Keep the original whatever you do, nothing is worth losing good, complete, work.
I agree with Cyn here, if your story takes 1500 words to tell then it does and that's all there is to it. Having said that if you have to try and cut a third out I would take a different tack.
To work out what you can cut, don't look at the narrative you've written, not as a complete collection of words anyway, instead look at the story in terms of conveying meaning. Cut the story down to a series of "what must be said" statements, this lets you see what passages convey the meanings and events that the story is built on and where you can cut content or indeed whole passages that don't directly serve the narrative. I can't give you a full example without including a large narrative passage but here's an example of a mismatch that I hope is demonstrative:
What must be said (the meaning goal of the passage): Spot is a dog.
Sample material that is irrelevant to that goal; "See Spot run, run Spot run."

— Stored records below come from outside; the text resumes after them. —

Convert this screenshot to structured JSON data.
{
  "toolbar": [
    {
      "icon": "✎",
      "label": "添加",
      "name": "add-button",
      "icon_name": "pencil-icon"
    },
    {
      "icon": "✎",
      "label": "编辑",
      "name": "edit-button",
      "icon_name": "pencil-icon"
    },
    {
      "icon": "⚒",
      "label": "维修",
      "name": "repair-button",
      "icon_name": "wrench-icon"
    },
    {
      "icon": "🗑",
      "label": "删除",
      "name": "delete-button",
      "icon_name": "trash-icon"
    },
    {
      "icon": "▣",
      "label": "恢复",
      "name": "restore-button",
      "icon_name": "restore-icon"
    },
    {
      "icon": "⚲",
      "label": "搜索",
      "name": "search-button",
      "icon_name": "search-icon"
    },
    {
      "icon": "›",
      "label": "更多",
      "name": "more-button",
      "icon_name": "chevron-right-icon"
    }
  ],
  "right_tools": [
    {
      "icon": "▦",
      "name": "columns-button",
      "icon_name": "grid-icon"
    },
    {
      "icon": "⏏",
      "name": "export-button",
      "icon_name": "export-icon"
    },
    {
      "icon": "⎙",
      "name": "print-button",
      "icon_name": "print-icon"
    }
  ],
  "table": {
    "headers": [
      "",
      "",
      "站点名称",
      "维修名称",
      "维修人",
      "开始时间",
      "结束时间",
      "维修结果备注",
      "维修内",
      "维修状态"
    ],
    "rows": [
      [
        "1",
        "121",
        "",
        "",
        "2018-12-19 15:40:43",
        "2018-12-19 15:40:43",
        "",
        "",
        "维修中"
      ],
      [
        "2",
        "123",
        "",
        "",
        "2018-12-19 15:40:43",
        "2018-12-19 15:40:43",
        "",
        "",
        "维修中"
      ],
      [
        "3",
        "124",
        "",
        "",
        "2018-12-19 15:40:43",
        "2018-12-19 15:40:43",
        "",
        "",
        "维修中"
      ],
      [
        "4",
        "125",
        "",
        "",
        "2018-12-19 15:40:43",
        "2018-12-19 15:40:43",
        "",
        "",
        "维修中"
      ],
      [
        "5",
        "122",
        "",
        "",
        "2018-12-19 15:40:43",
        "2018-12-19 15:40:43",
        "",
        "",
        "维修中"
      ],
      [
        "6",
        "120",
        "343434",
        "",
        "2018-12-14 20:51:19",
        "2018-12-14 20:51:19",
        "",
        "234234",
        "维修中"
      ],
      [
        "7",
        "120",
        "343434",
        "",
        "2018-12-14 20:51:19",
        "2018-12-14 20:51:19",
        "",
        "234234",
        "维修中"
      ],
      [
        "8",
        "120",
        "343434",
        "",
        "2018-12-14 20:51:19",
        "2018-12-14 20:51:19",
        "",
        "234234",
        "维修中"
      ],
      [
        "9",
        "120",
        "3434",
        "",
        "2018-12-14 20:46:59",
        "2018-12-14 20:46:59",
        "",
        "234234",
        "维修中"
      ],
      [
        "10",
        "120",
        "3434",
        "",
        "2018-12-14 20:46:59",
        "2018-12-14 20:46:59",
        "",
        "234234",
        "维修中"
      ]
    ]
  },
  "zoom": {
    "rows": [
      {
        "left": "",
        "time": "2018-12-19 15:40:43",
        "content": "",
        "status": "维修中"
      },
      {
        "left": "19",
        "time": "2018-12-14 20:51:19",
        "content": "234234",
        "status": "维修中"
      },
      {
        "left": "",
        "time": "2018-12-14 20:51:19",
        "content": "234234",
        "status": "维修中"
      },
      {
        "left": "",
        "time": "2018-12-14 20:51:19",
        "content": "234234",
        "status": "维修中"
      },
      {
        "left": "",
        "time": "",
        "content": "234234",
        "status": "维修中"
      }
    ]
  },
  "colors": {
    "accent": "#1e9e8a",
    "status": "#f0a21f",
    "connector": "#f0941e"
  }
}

A passage about Spot's running activities in no way tells us his species; as such we can cut it.
I've done this to narratives when trying to get material from disparate writing sessions lined up into a cohesive whole. It was amazing how little of the overall word count I actually needed to tell the bare bones of the story and how much was window dressing. I kept most of the window dressing because I didn't have a word limit but you can ditch it all and then pull back pieces you love that you can fit in.